III. Character evidence related to other incidents or litigation

Defendants seek to preclude Plaintiff from offering character evidence in the nature of other litigation or other claimed incidents of excessive force. (Doc. 85 at 3-4) (citing Fed. R. Evid. 404(b)). Defendants assert, "Plaintiff has expressed his intention to introduce evidence or elicit testimony about other allegations of excessive force made against Defendants and their legal history, including other complaints where Defendants were accused of excessive force." Id. at 4. According to Defendants: "The only purpose for seeking to introduce evidence of other lawsuits or allegations of improper use of force against Defendants is to allow Plaintiff to argue to the jury that Defendants are liable in this case because they have been sued or accused of such behavior in other instances. But this purpose is 2 improper under Rule 404(b)." Id. 3

Federal Rules of Evidence 404(a) precludes a party form introducing evidence of a person's 4 character for the purpose of proving he acted in conformity with that characteristic on the occasion at 5 issue. Moreover, evidence of other events may not be introduced to prove the person acted in 6 conformity with his bad character trait on a particular occasion. Fed. R. Evid. 404(b)(1). Instead, this 7 type of evidence may be admitted only for a different purpose including, "motive, opportunity, intent, 8 preparation, plan, knowledge, identity, absence of mistake, or lack of accident." Id. 9

Here, Plaintiff has not shown evidence that Defendants, or some of them, have been involved in other litigation or in other incidents of force meeting the foundational requirement outlined by Fed. R. Evid. 404(b)(1). Therefore, Defendants motion in limine #3 is GRANTED without prejudice to Plaintiff raising this issue as to particular pieces of evidence outside of the presence of the jury.

IV. Evidence related to offers to compromise

Defendants anticipate Plaintiff may attempt to present evidence of offers to compromise or statements made during settlement discussions. (Doc. 85 at 5). Defendants are correct that such evidence is not admissible. Fed. R. Evid. 408. Thus, Defendants' motion in limine #4 is GRANTED.

V. Evidence that the State may pay the judgment

Defendants seek to preclude evidence that the State of California may pay the judgment or reimburse defendants in the event that judgment is entered against them, arguing such evidence is irrelevant and prejudicial. (Doc. 85 at 5-6) (citing Langley v. Turner's Express, Inc., 375 F.2d 296, 297 (4th Cir. 1967)).

The State of California is required to indemnify its employees, at their request, in litigation arising from the course and scope of the employment. Cal. Gov't Code § 835. However, the evidence of this indemnity provision is irrelevant to the questions presented at trial. It does not provide any information as to what happened during the incident at issue nor does it address the proper measure of damages. Moreover, this is not relevant to the question of punitive damages given that the State of California is not obligated to indemnify its employees for exemplary damages. Cal. Gov. Code. § 825(a), (b). Therefore, Defendants' motion in limine #5 is GRANTED.
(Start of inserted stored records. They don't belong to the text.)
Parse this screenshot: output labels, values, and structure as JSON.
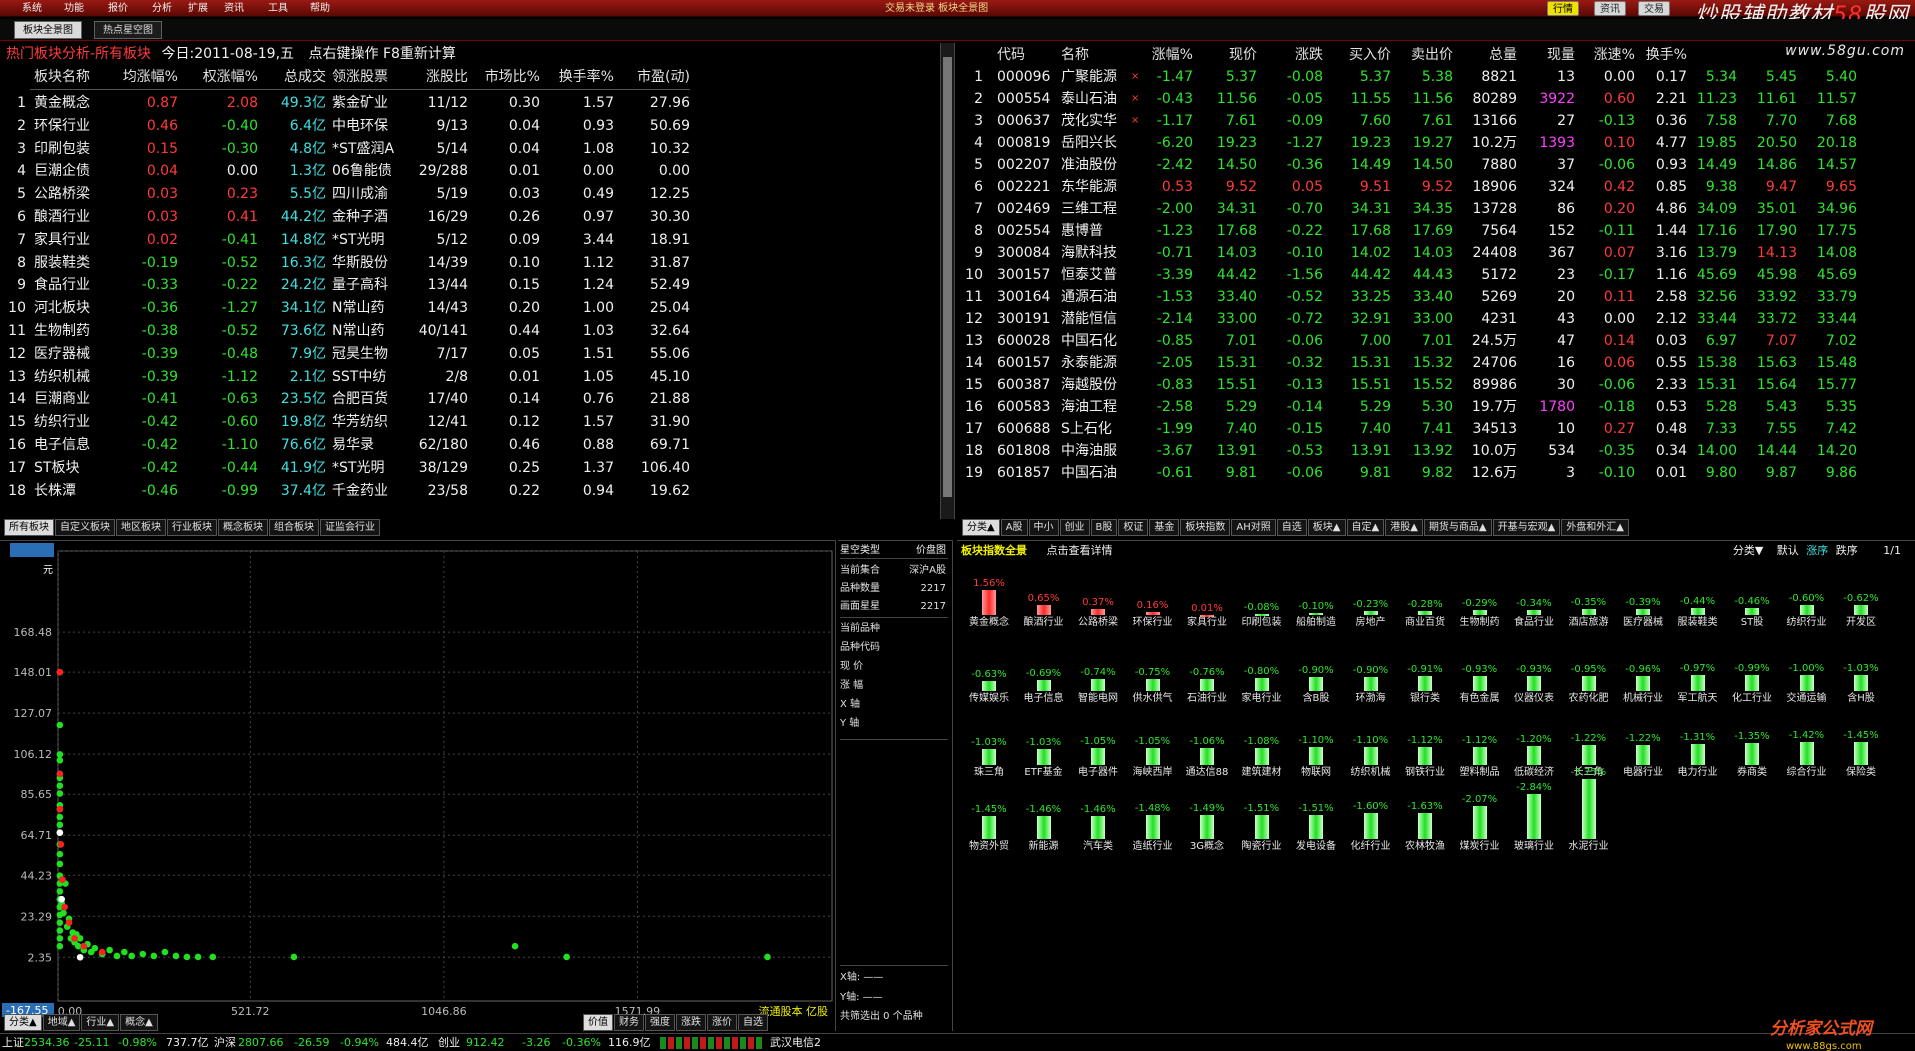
{
  "menu": {
    "items": [
      "系统",
      "功能",
      "报价",
      "分析",
      "扩展",
      "资讯",
      "工具",
      "帮助"
    ],
    "title": "交易未登录 板块全景图",
    "pills": [
      "行情",
      "资讯",
      "交易"
    ],
    "brand_a": "炒股辅助教材",
    "brand_b": "58",
    "brand_c": "股网",
    "site": "www.58gu.com"
  },
  "tabs": [
    "板块全景图",
    "热点星空图"
  ],
  "left_top": {
    "title": "热门板块分析-所有板块",
    "date_label": "今日:2011-08-19,五",
    "hint": "点右键操作 F8重新计算",
    "headers": [
      "板块名称",
      "均涨幅%",
      "权涨幅%",
      "总成交",
      "领涨股票",
      "涨股比",
      "市场比%",
      "换手率%",
      "市盈(动)"
    ],
    "rows": [
      [
        "1",
        "黄金概念",
        "0.87",
        "2.08",
        "49.3亿",
        "紫金矿业",
        "11/12",
        "0.30",
        "1.57",
        "27.96"
      ],
      [
        "2",
        "环保行业",
        "0.46",
        "-0.40",
        "6.4亿",
        "中电环保",
        "9/13",
        "0.04",
        "0.93",
        "50.69"
      ],
      [
        "3",
        "印刷包装",
        "0.15",
        "-0.30",
        "4.8亿",
        "*ST盛润A",
        "5/14",
        "0.04",
        "1.08",
        "10.32"
      ],
      [
        "4",
        "巨潮企债",
        "0.04",
        "0.00",
        "1.3亿",
        "06鲁能债",
        "29/288",
        "0.01",
        "0.00",
        "0.00"
      ],
      [
        "5",
        "公路桥梁",
        "0.03",
        "0.23",
        "5.5亿",
        "四川成渝",
        "5/19",
        "0.03",
        "0.49",
        "12.25"
      ],
      [
        "6",
        "酿酒行业",
        "0.03",
        "0.41",
        "44.2亿",
        "金种子酒",
        "16/29",
        "0.26",
        "0.97",
        "30.30"
      ],
      [
        "7",
        "家具行业",
        "0.02",
        "-0.41",
        "14.8亿",
        "*ST光明",
        "5/12",
        "0.09",
        "3.44",
        "18.91"
      ],
      [
        "8",
        "服装鞋类",
        "-0.19",
        "-0.52",
        "16.3亿",
        "华斯股份",
        "14/39",
        "0.10",
        "1.12",
        "31.87"
      ],
      [
        "9",
        "食品行业",
        "-0.33",
        "-0.22",
        "24.2亿",
        "量子高科",
        "13/44",
        "0.15",
        "1.24",
        "52.49"
      ],
      [
        "10",
        "河北板块",
        "-0.36",
        "-1.27",
        "34.1亿",
        "N常山药",
        "14/43",
        "0.20",
        "1.00",
        "25.04"
      ],
      [
        "11",
        "生物制药",
        "-0.38",
        "-0.52",
        "73.6亿",
        "N常山药",
        "40/141",
        "0.44",
        "1.03",
        "32.64"
      ],
      [
        "12",
        "医疗器械",
        "-0.39",
        "-0.48",
        "7.9亿",
        "冠昊生物",
        "7/17",
        "0.05",
        "1.51",
        "55.06"
      ],
      [
        "13",
        "纺织机械",
        "-0.39",
        "-1.12",
        "2.1亿",
        "SST中纺",
        "2/8",
        "0.01",
        "1.05",
        "45.10"
      ],
      [
        "14",
        "巨潮商业",
        "-0.41",
        "-0.63",
        "23.5亿",
        "合肥百货",
        "17/40",
        "0.14",
        "0.76",
        "21.88"
      ],
      [
        "15",
        "纺织行业",
        "-0.42",
        "-0.60",
        "19.8亿",
        "华芳纺织",
        "12/41",
        "0.12",
        "1.57",
        "31.90"
      ],
      [
        "16",
        "电子信息",
        "-0.42",
        "-1.10",
        "76.6亿",
        "易华录",
        "62/180",
        "0.46",
        "0.88",
        "69.71"
      ],
      [
        "17",
        "ST板块",
        "-0.42",
        "-0.44",
        "41.9亿",
        "*ST光明",
        "38/129",
        "0.25",
        "1.37",
        "106.40"
      ],
      [
        "18",
        "长株潭",
        "-0.46",
        "-0.99",
        "37.4亿",
        "千金药业",
        "23/58",
        "0.22",
        "0.94",
        "19.62"
      ]
    ],
    "sheet_tabs": [
      "所有板块",
      "自定义板块",
      "地区板块",
      "行业板块",
      "概念板块",
      "组合板块",
      "证监会行业"
    ]
  },
  "right_top": {
    "headers": [
      "代码",
      "名称",
      "涨幅%",
      "现价",
      "涨跌",
      "买入价",
      "卖出价",
      "总量",
      "现量",
      "涨速%",
      "换手%",
      "",
      "",
      ""
    ],
    "rows": [
      [
        "1",
        "000096",
        "广聚能源",
        "-1.47",
        "5.37",
        "-0.08",
        "5.37",
        "5.38",
        "8821",
        "13",
        "0.00",
        "0.17",
        "5.34",
        "5.45",
        "5.40"
      ],
      [
        "2",
        "000554",
        "泰山石油",
        "-0.43",
        "11.56",
        "-0.05",
        "11.55",
        "11.56",
        "80289",
        "3922",
        "0.60",
        "2.21",
        "11.23",
        "11.61",
        "11.57"
      ],
      [
        "3",
        "000637",
        "茂化实华",
        "-1.17",
        "7.61",
        "-0.09",
        "7.60",
        "7.61",
        "13166",
        "27",
        "-0.13",
        "0.36",
        "7.58",
        "7.70",
        "7.68"
      ],
      [
        "4",
        "000819",
        "岳阳兴长",
        "-6.20",
        "19.23",
        "-1.27",
        "19.23",
        "19.27",
        "10.2万",
        "1393",
        "0.10",
        "4.77",
        "19.85",
        "20.50",
        "20.18"
      ],
      [
        "5",
        "002207",
        "准油股份",
        "-2.42",
        "14.50",
        "-0.36",
        "14.49",
        "14.50",
        "7880",
        "37",
        "-0.06",
        "0.93",
        "14.49",
        "14.86",
        "14.57"
      ],
      [
        "6",
        "002221",
        "东华能源",
        "0.53",
        "9.52",
        "0.05",
        "9.51",
        "9.52",
        "18906",
        "324",
        "0.42",
        "0.85",
        "9.38",
        "9.47",
        "9.65"
      ],
      [
        "7",
        "002469",
        "三维工程",
        "-2.00",
        "34.31",
        "-0.70",
        "34.31",
        "34.35",
        "13728",
        "86",
        "0.20",
        "4.86",
        "34.09",
        "35.01",
        "34.96"
      ],
      [
        "8",
        "002554",
        "惠博普",
        "-1.23",
        "17.68",
        "-0.22",
        "17.68",
        "17.69",
        "7564",
        "152",
        "-0.11",
        "1.44",
        "17.16",
        "17.90",
        "17.75"
      ],
      [
        "9",
        "300084",
        "海默科技",
        "-0.71",
        "14.03",
        "-0.10",
        "14.02",
        "14.03",
        "24408",
        "367",
        "0.07",
        "3.16",
        "13.79",
        "14.13",
        "14.08"
      ],
      [
        "10",
        "300157",
        "恒泰艾普",
        "-3.39",
        "44.42",
        "-1.56",
        "44.42",
        "44.43",
        "5172",
        "23",
        "-0.17",
        "1.16",
        "45.69",
        "45.98",
        "45.69"
      ],
      [
        "11",
        "300164",
        "通源石油",
        "-1.53",
        "33.40",
        "-0.52",
        "33.25",
        "33.40",
        "5269",
        "20",
        "0.11",
        "2.58",
        "32.56",
        "33.92",
        "33.79"
      ],
      [
        "12",
        "300191",
        "潜能恒信",
        "-2.14",
        "33.00",
        "-0.72",
        "32.91",
        "33.00",
        "4231",
        "43",
        "0.00",
        "2.12",
        "33.44",
        "33.72",
        "33.44"
      ],
      [
        "13",
        "600028",
        "中国石化",
        "-0.85",
        "7.01",
        "-0.06",
        "7.00",
        "7.01",
        "24.5万",
        "47",
        "0.14",
        "0.03",
        "6.97",
        "7.07",
        "7.02"
      ],
      [
        "14",
        "600157",
        "永泰能源",
        "-2.05",
        "15.31",
        "-0.32",
        "15.31",
        "15.32",
        "24706",
        "16",
        "0.06",
        "0.55",
        "15.38",
        "15.63",
        "15.48"
      ],
      [
        "15",
        "600387",
        "海越股份",
        "-0.83",
        "15.51",
        "-0.13",
        "15.51",
        "15.52",
        "89986",
        "30",
        "-0.06",
        "2.33",
        "15.31",
        "15.64",
        "15.77"
      ],
      [
        "16",
        "600583",
        "海油工程",
        "-2.58",
        "5.29",
        "-0.14",
        "5.29",
        "5.30",
        "19.7万",
        "1780",
        "-0.18",
        "0.53",
        "5.28",
        "5.43",
        "5.35"
      ],
      [
        "17",
        "600688",
        "S上石化",
        "-1.99",
        "7.40",
        "-0.15",
        "7.40",
        "7.41",
        "34513",
        "10",
        "0.27",
        "0.48",
        "7.33",
        "7.55",
        "7.42"
      ],
      [
        "18",
        "601808",
        "中海油服",
        "-3.67",
        "13.91",
        "-0.53",
        "13.91",
        "13.92",
        "10.0万",
        "534",
        "-0.35",
        "0.34",
        "14.00",
        "14.44",
        "14.20"
      ],
      [
        "19",
        "601857",
        "中国石油",
        "-0.61",
        "9.81",
        "-0.06",
        "9.81",
        "9.82",
        "12.6万",
        "3",
        "-0.10",
        "0.01",
        "9.80",
        "9.87",
        "9.86"
      ]
    ],
    "sheet_tabs": [
      "分类▲",
      "A股",
      "中小",
      "创业",
      "B股",
      "权证",
      "基金",
      "板块指数",
      "AH对照",
      "自选",
      "板块▲",
      "自定▲",
      "港股▲",
      "期货与商品▲",
      "开基与宏观▲",
      "外盘和外汇▲"
    ]
  },
  "scatter": {
    "y_ticks": [
      "209.90",
      "168.48",
      "148.01",
      "127.07",
      "106.12",
      "85.65",
      "64.71",
      "44.23",
      "23.29",
      "2.35",
      "-167.55"
    ],
    "y_unit": "元",
    "x_ticks": [
      "0.00",
      "521.72",
      "1046.86",
      "1571.99"
    ],
    "x_label": "流通股本 亿股",
    "points": [
      [
        5,
        148
      ],
      [
        5,
        121
      ],
      [
        5,
        106
      ],
      [
        5,
        103
      ],
      [
        5,
        96
      ],
      [
        5,
        94
      ],
      [
        5,
        90
      ],
      [
        5,
        86
      ],
      [
        5,
        80
      ],
      [
        5,
        78
      ],
      [
        5,
        74
      ],
      [
        5,
        70
      ],
      [
        5,
        66
      ],
      [
        5,
        60
      ],
      [
        5,
        55
      ],
      [
        5,
        50
      ],
      [
        5,
        44
      ],
      [
        5,
        40
      ],
      [
        5,
        36
      ],
      [
        5,
        32
      ],
      [
        5,
        28
      ],
      [
        5,
        24
      ],
      [
        5,
        20
      ],
      [
        5,
        16
      ],
      [
        5,
        12
      ],
      [
        5,
        8
      ],
      [
        10,
        30
      ],
      [
        15,
        25
      ],
      [
        20,
        40
      ],
      [
        25,
        18
      ],
      [
        30,
        22
      ],
      [
        35,
        12
      ],
      [
        40,
        15
      ],
      [
        45,
        10
      ],
      [
        50,
        14
      ],
      [
        55,
        8
      ],
      [
        60,
        12
      ],
      [
        70,
        6
      ],
      [
        80,
        9
      ],
      [
        90,
        5
      ],
      [
        100,
        7
      ],
      [
        120,
        4
      ],
      [
        140,
        6
      ],
      [
        160,
        3
      ],
      [
        180,
        5
      ],
      [
        200,
        3
      ],
      [
        230,
        4
      ],
      [
        260,
        3
      ],
      [
        290,
        5
      ],
      [
        320,
        3
      ],
      [
        350,
        2.5
      ],
      [
        380,
        2.5
      ],
      [
        420,
        2.5
      ],
      [
        640,
        2.5
      ],
      [
        1240,
        8
      ],
      [
        1380,
        2.5
      ],
      [
        1925,
        2.5
      ]
    ],
    "red_points": [
      [
        5,
        148
      ],
      [
        5,
        96
      ],
      [
        5,
        78
      ],
      [
        8,
        60
      ],
      [
        12,
        42
      ],
      [
        18,
        28
      ],
      [
        30,
        20
      ],
      [
        45,
        12
      ],
      [
        70,
        8
      ],
      [
        120,
        5
      ]
    ],
    "white_points": [
      [
        5,
        66
      ],
      [
        10,
        32
      ],
      [
        60,
        2.35
      ]
    ],
    "sheet_tabs": [
      "分类▲",
      "地域▲",
      "行业▲",
      "概念▲"
    ],
    "right_tabs": [
      "价值",
      "财务",
      "强度",
      "涨跌",
      "涨价",
      "自选"
    ]
  },
  "scatter_info": {
    "title": "星空类型",
    "type_value": "价盘图",
    "rows": [
      [
        "当前集合",
        "深沪A股"
      ],
      [
        "品种数量",
        "2217"
      ],
      [
        "画面星星",
        "2217"
      ]
    ],
    "fields": [
      "当前品种",
      "品种代码",
      "现 价",
      "涨 幅",
      "X 轴",
      "Y 轴"
    ],
    "x_axis": "X轴: ——",
    "y_axis": "Y轴: ——",
    "filter": "共筛选出 0 个品种"
  },
  "index_panel": {
    "title": "板块指数全景",
    "hint": "点击查看详情",
    "sort": [
      "分类▼",
      "默认",
      "涨序",
      "跌序"
    ],
    "page": "1/1",
    "items": [
      [
        "黄金概念",
        "1.56%",
        "1.56"
      ],
      [
        "酿酒行业",
        "0.65%",
        "0.65"
      ],
      [
        "公路桥梁",
        "0.37%",
        "0.37"
      ],
      [
        "环保行业",
        "0.16%",
        "0.16"
      ],
      [
        "家具行业",
        "0.01%",
        "0.01"
      ],
      [
        "印刷包装",
        "-0.08%",
        "-0.08"
      ],
      [
        "船舶制造",
        "-0.10%",
        "-0.10"
      ],
      [
        "房地产",
        "-0.23%",
        "-0.23"
      ],
      [
        "商业百货",
        "-0.28%",
        "-0.28"
      ],
      [
        "生物制药",
        "-0.29%",
        "-0.29"
      ],
      [
        "食品行业",
        "-0.34%",
        "-0.34"
      ],
      [
        "酒店旅游",
        "-0.35%",
        "-0.35"
      ],
      [
        "医疗器械",
        "-0.39%",
        "-0.39"
      ],
      [
        "服装鞋类",
        "-0.44%",
        "-0.44"
      ],
      [
        "ST股",
        "-0.46%",
        "-0.46"
      ],
      [
        "纺织行业",
        "-0.60%",
        "-0.60"
      ],
      [
        "开发区",
        "-0.62%",
        "-0.62"
      ],
      [
        "传媒娱乐",
        "-0.63%",
        "-0.63"
      ],
      [
        "电子信息",
        "-0.69%",
        "-0.69"
      ],
      [
        "智能电网",
        "-0.74%",
        "-0.74"
      ],
      [
        "供水供气",
        "-0.75%",
        "-0.75"
      ],
      [
        "石油行业",
        "-0.76%",
        "-0.76"
      ],
      [
        "家电行业",
        "-0.80%",
        "-0.80"
      ],
      [
        "含B股",
        "-0.90%",
        "-0.90"
      ],
      [
        "环渤海",
        "-0.90%",
        "-0.90"
      ],
      [
        "银行类",
        "-0.91%",
        "-0.91"
      ],
      [
        "有色金属",
        "-0.93%",
        "-0.93"
      ],
      [
        "仪器仪表",
        "-0.93%",
        "-0.93"
      ],
      [
        "农药化肥",
        "-0.95%",
        "-0.95"
      ],
      [
        "机械行业",
        "-0.96%",
        "-0.96"
      ],
      [
        "军工航天",
        "-0.97%",
        "-0.97"
      ],
      [
        "化工行业",
        "-0.99%",
        "-0.99"
      ],
      [
        "交通运输",
        "-1.00%",
        "-1.00"
      ],
      [
        "含H股",
        "-1.03%",
        "-1.03"
      ],
      [
        "珠三角",
        "-1.03%",
        "-1.03"
      ],
      [
        "ETF基金",
        "-1.03%",
        "-1.03"
      ],
      [
        "电子器件",
        "-1.05%",
        "-1.05"
      ],
      [
        "海峡西岸",
        "-1.05%",
        "-1.05"
      ],
      [
        "通达信88",
        "-1.06%",
        "-1.06"
      ],
      [
        "建筑建材",
        "-1.08%",
        "-1.08"
      ],
      [
        "物联网",
        "-1.10%",
        "-1.10"
      ],
      [
        "纺织机械",
        "-1.10%",
        "-1.10"
      ],
      [
        "钢铁行业",
        "-1.12%",
        "-1.12"
      ],
      [
        "塑料制品",
        "-1.12%",
        "-1.12"
      ],
      [
        "低碳经济",
        "-1.20%",
        "-1.20"
      ],
      [
        "长三角",
        "-1.22%",
        "-1.22"
      ],
      [
        "电器行业",
        "-1.22%",
        "-1.22"
      ],
      [
        "电力行业",
        "-1.31%",
        "-1.31"
      ],
      [
        "券商类",
        "-1.35%",
        "-1.35"
      ],
      [
        "综合行业",
        "-1.42%",
        "-1.42"
      ],
      [
        "保险类",
        "-1.45%",
        "-1.45"
      ],
      [
        "物资外贸",
        "-1.45%",
        "-1.45"
      ],
      [
        "新能源",
        "-1.46%",
        "-1.46"
      ],
      [
        "汽车类",
        "-1.46%",
        "-1.46"
      ],
      [
        "造纸行业",
        "-1.48%",
        "-1.48"
      ],
      [
        "3G概念",
        "-1.49%",
        "-1.49"
      ],
      [
        "陶瓷行业",
        "-1.51%",
        "-1.51"
      ],
      [
        "发电设备",
        "-1.51%",
        "-1.51"
      ],
      [
        "化纤行业",
        "-1.60%",
        "-1.60"
      ],
      [
        "农林牧渔",
        "-1.63%",
        "-1.63"
      ],
      [
        "煤炭行业",
        "-2.07%",
        "-2.07"
      ],
      [
        "玻璃行业",
        "-2.84%",
        "-2.84"
      ],
      [
        "水泥行业",
        "-3.75%",
        "-3.75"
      ]
    ]
  },
  "status": {
    "sh_label": "上证",
    "sh_val": "2534.36",
    "sh_chg": "-25.11",
    "sh_pct": "-0.98%",
    "sh_amt": "737.7亿",
    "sz_label": "沪深",
    "sz_val": "2807.66",
    "sz_chg": "-26.59",
    "sz_pct": "-0.94%",
    "sz_amt": "484.4亿",
    "cy_label": "创业",
    "cy_val": "912.42",
    "cy_chg": "-3.26",
    "cy_pct": "-0.36%",
    "cy_amt": "116.9亿",
    "broker": "武汉电信2"
  },
  "footer_brand": {
    "name": "分析家公式网",
    "url": "www.88gs.com"
  }
}
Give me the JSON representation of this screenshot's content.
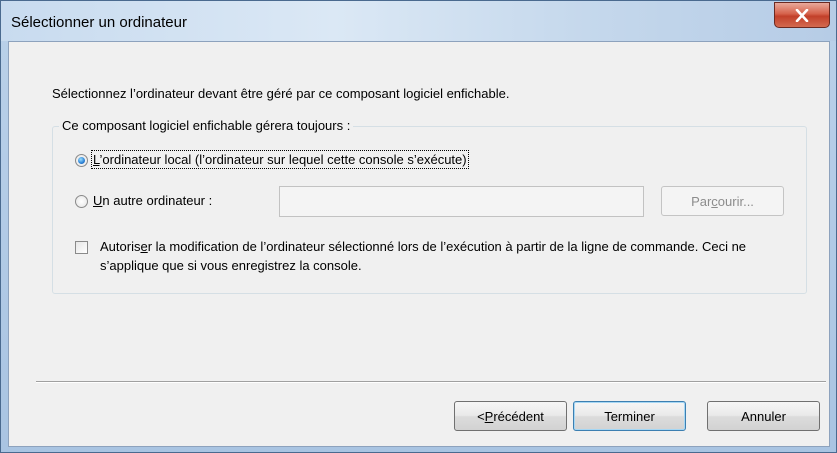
{
  "window": {
    "title": "Sélectionner un ordinateur"
  },
  "dialog": {
    "instruction": "Sélectionnez l’ordinateur devant être géré par ce composant logiciel enfichable.",
    "group_label": "Ce composant logiciel enfichable gérera toujours :",
    "option_local": {
      "prefix": "L",
      "rest": "’ordinateur local (l’ordinateur sur lequel cette console s’exécute)",
      "checked": true
    },
    "option_other": {
      "prefix": "U",
      "rest": "n autre ordinateur :",
      "checked": false,
      "value": ""
    },
    "browse_button": {
      "before": "Par",
      "underlined": "c",
      "after": "ourir..."
    },
    "allow_change": {
      "before": "Autoris",
      "underlined": "e",
      "after": "r la modification de l’ordinateur sélectionné lors de l’exécution à partir de la ligne de commande. Ceci ne s’applique que si vous enregistrez la console.",
      "checked": false
    }
  },
  "footer": {
    "previous": {
      "before": "< ",
      "underlined": "P",
      "after": "récédent"
    },
    "finish": "Terminer",
    "cancel": "Annuler"
  },
  "colors": {
    "client_bg": "#f0f0f0",
    "close_button": "#c2402a",
    "default_button_border": "#3c7fb1"
  }
}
VI. Evidence of Plaintiff's and Field's felony convictions

Defendants assert evidence of the felony convictions of Plaintiff and Fields should be 3 introduced for impeachment purposes (Doc. 85 at 6-7). As set forth above, such evidence will be 4 admitted for this limited purpose. Accordingly, Defendants' motion in limine #6 is GRANTED. 5 6



© 1992-2013 VersusLaw Inc.

Buy This Entire Record For $7.95

Official citation and/or docket number and footnotes (if any) for this case available with purchase.

Learn more about what you receive with purchase of this case.